A little delight in a romantic comedy filled with them is realizing that Anyone But You is a reworked and perverted rendition of Much Ado About Nothing by Shakespeare. But there are certain expectations for Elizabethan enthusiasts looking for a 21st-century solution. Will Gluck and Ilana Wolpert’s screenplay has largely destroyed the original content. Nonetheless, some of the quotes that appear along the route may be recognizable to people who are familiar with the 42-year-old drama. The names of the couple that bicker all the time are the dead giveaway.
Given that One of the roughly twenty rom-com story devices belongs to Much Ado About Nothing, it should not be shocking that Anyone But You lacks shocks, plot twists, or anything else that would make the film compelling to watch in addition to the leads’ chemistry.
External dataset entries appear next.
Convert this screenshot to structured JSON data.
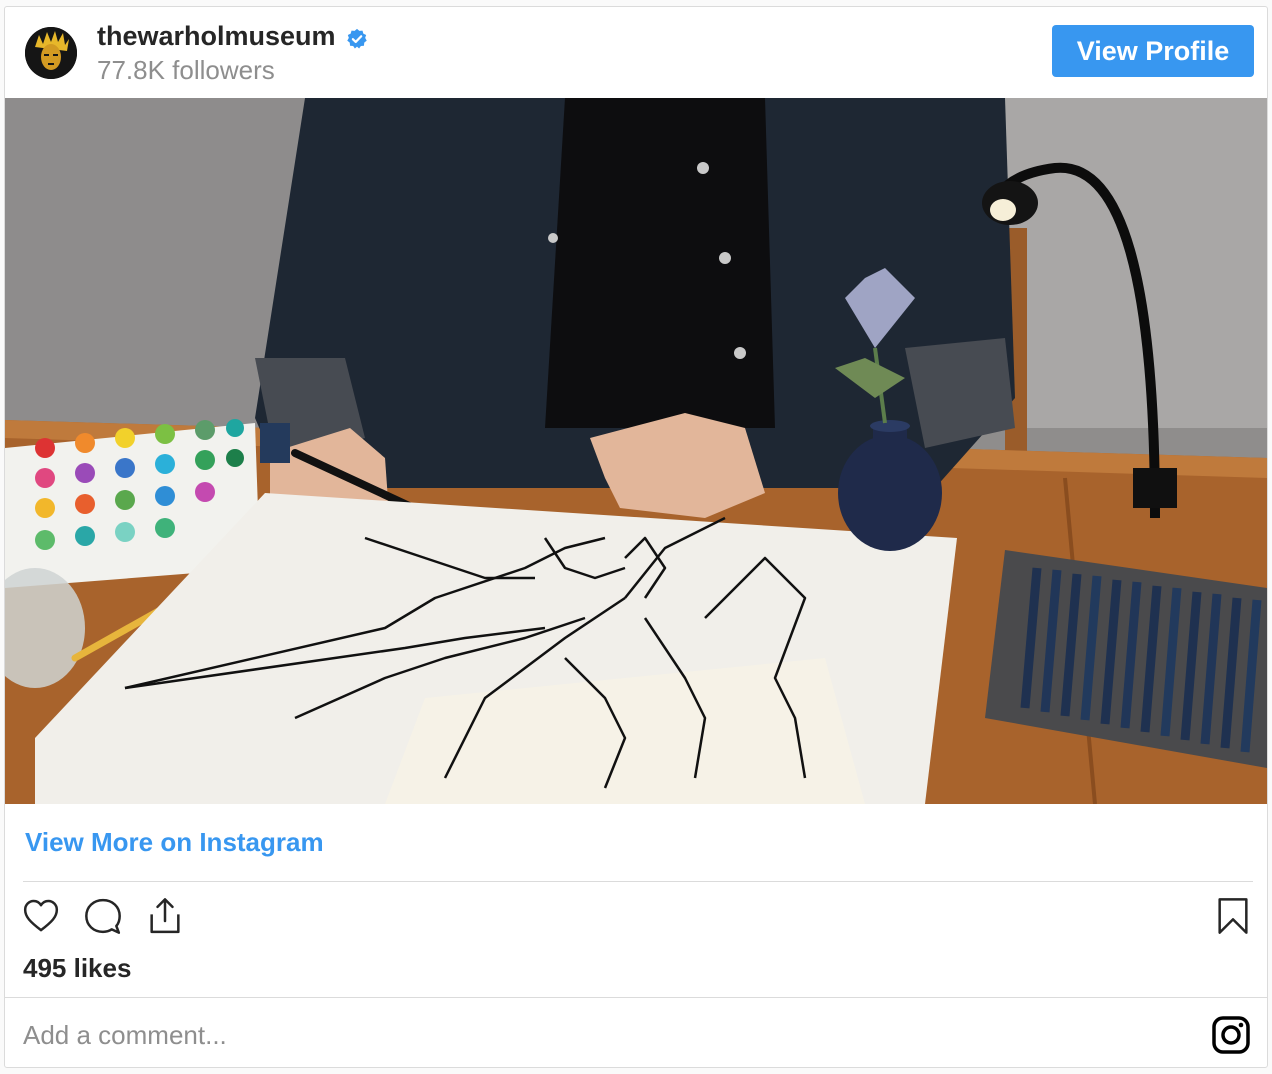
{
  "header": {
    "username": "thewarholmuseum",
    "followers": "77.8K followers",
    "view_profile_label": "View Profile",
    "verified_icon": "verified-badge-icon",
    "accent_color": "#3897f0"
  },
  "media": {
    "image_icon": "post-photo"
  },
  "links": {
    "view_more": "View More on Instagram"
  },
  "actions": {
    "icons": [
      "heart-icon",
      "comment-icon",
      "share-icon",
      "bookmark-icon"
    ]
  },
  "stats": {
    "likes": "495 likes"
  },
  "comment": {
    "placeholder": "Add a comment..."
  },
  "footer": {
    "icon": "instagram-icon"
  }
}
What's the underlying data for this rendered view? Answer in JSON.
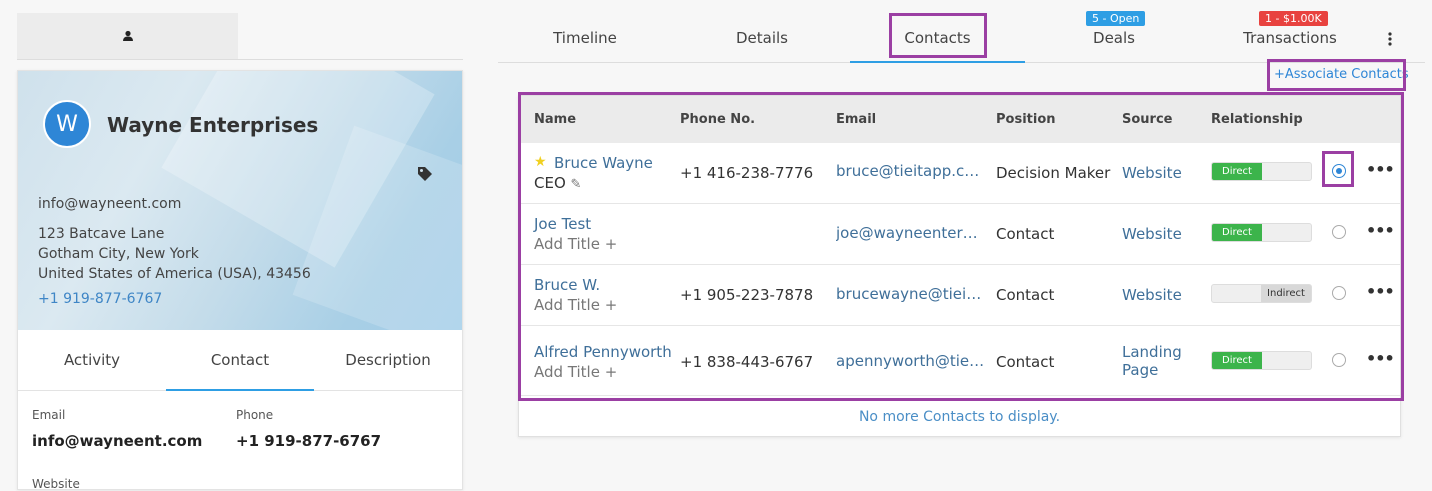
{
  "company": {
    "avatar_letter": "W",
    "name": "Wayne Enterprises",
    "email": "info@wayneent.com",
    "address1": "123 Batcave Lane",
    "address2": "Gotham City, New York",
    "address3": "United States of America (USA), 43456",
    "phone": "+1 919-877-6767"
  },
  "left_tabs": [
    "Activity",
    "Contact",
    "Description"
  ],
  "fields": {
    "email_label": "Email",
    "email_value": "info@wayneent.com",
    "phone_label": "Phone",
    "phone_value": "+1 919-877-6767",
    "website_label": "Website"
  },
  "tabs": {
    "timeline": "Timeline",
    "details": "Details",
    "contacts": "Contacts",
    "deals": "Deals",
    "deals_badge": "5 - Open",
    "transactions": "Transactions",
    "transactions_badge": "1 - $1.00K"
  },
  "associate_label": "+Associate Contacts",
  "table": {
    "headers": [
      "Name",
      "Phone No.",
      "Email",
      "Position",
      "Source",
      "Relationship"
    ],
    "rows": [
      {
        "name": "Bruce Wayne",
        "title": "CEO",
        "phone": "+1 416-238-7776",
        "email": "bruce@tieitapp.com",
        "position": "Decision Maker",
        "source": "Website",
        "relationship": "Direct"
      },
      {
        "name": "Joe Test",
        "title": "Add Title",
        "phone": "",
        "email": "joe@wayneenterpri...",
        "position": "Contact",
        "source": "Website",
        "relationship": "Direct"
      },
      {
        "name": "Bruce W.",
        "title": "Add Title",
        "phone": "+1 905-223-7878",
        "email": "brucewayne@tieita...",
        "position": "Contact",
        "source": "Website",
        "relationship": "Indirect"
      },
      {
        "name": "Alfred Pennyworth",
        "title": "Add Title",
        "phone": "+1 838-443-6767",
        "email": "apennyworth@tieit...",
        "position": "Contact",
        "source_line1": "Landing",
        "source_line2": "Page",
        "relationship": "Direct"
      }
    ],
    "footer": "No more Contacts to display."
  },
  "colors": {
    "accent": "#2e86d6",
    "highlight": "#9b3fa3",
    "direct": "#3cb44b",
    "deals_badge": "#2e9ee4",
    "transactions_badge": "#e8423f"
  }
}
Yes, there’s a lot of that probably enough to keep the committed viewer interested for the entire 105 minutes but occasionally the narrative feels underwritten and the dough is a bit too soft.
In the meet-cute prologue of Anyone But You Flixtor, Ben and Bea have an uncomfortable first meeting. It culminates in a long night of conversation and canoodling until a misunderstanding causes them to have negative opinions of one another. A while later, they unexpectedly cross paths again when they are both invited to a Sydney wedding. While they are there, several friends and family members try to convince them to get together a strategy that would succeed if they weren’t so devoted to detesting one another.
Viewers can focus on the ingenuity of the dialogue, the nuanced comedy, and the chemistry between the leads in rom-coms with formulaic patterns. Though she frequently used clichés and tropes in her work, the late Nora Ephron was able to access some of Hollywood’s most desirable performers and had a quick pen and acute ear. Even with a Shakespearean edge, Will Gluck and Ilana Wolpert fall short of Ephron-like heights. The humor is likely to make you laugh or cringe, and the conversation is frequently uninteresting.
That places a great deal of responsibility on Glen Powell and Sydney Sweeney. They can handle it, sort of. Whether they’re jousting under the sheets or dueling with verbal rapiers, they make excellent fencing partners. Sweeney, who has already demonstrated her talents for humor and drama, has a few truly moving scenes in which she is not needed to speak. In one, the loneliness in her eyes elevates the scene to a new level.
Throwaway romantic comedies like this one used to be a staple of multiplex fillers. However, the genre has lost popularity with viewers, and because there are so few films in this genre, ones like this one are given disproportionate attention. I’m not sure if there are any other “holiday-season rom-coms of 2023” vying for the title.